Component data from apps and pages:

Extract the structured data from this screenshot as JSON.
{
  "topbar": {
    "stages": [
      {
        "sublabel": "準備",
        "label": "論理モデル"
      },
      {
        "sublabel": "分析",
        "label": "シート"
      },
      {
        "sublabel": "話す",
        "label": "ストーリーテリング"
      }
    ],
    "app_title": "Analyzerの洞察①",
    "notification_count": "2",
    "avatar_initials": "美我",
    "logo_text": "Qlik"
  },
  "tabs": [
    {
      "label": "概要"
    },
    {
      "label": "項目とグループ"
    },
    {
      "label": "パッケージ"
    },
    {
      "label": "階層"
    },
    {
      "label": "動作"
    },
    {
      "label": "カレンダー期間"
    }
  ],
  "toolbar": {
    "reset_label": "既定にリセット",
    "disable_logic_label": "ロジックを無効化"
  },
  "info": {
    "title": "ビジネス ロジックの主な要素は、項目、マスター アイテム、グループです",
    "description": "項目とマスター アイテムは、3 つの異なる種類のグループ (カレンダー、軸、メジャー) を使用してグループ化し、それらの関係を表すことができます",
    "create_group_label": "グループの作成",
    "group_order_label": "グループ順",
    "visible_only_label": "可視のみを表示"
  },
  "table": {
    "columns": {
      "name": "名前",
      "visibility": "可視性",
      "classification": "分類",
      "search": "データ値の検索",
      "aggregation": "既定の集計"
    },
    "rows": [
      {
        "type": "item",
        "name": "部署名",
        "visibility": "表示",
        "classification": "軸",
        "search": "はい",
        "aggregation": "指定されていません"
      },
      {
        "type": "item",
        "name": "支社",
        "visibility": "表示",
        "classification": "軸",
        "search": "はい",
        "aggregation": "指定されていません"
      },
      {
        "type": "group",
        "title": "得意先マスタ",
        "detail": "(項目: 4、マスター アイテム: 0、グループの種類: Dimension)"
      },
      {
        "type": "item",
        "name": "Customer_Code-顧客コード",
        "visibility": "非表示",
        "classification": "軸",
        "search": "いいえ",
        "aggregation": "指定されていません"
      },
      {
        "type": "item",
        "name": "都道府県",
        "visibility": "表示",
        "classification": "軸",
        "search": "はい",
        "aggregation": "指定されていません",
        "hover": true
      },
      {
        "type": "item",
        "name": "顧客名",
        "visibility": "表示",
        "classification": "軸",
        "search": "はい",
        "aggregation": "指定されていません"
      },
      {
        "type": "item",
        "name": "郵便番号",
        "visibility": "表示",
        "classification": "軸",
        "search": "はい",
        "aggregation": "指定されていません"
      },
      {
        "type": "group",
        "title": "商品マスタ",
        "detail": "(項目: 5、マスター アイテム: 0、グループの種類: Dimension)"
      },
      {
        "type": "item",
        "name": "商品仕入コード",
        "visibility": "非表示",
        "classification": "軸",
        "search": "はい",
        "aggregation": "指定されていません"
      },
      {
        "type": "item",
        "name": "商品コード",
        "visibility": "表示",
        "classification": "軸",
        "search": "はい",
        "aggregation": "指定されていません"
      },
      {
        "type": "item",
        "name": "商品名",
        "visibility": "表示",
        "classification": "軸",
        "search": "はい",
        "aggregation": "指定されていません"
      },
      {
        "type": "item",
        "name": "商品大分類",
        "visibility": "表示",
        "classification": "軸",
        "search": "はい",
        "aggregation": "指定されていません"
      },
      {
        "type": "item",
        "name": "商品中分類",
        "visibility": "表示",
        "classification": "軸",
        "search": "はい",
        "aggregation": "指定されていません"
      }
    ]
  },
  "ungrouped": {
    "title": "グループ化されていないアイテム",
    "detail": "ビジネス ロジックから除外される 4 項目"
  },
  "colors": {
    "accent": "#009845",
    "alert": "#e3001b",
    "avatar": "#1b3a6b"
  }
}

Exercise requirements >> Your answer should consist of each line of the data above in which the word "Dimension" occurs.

Response to the exercise >>
        "detail": "(項目: 4、マスター アイテム: 0、グループの種類: Dimension)"
        "detail": "(項目: 5、マスター アイテム: 0、グループの種類: Dimension)"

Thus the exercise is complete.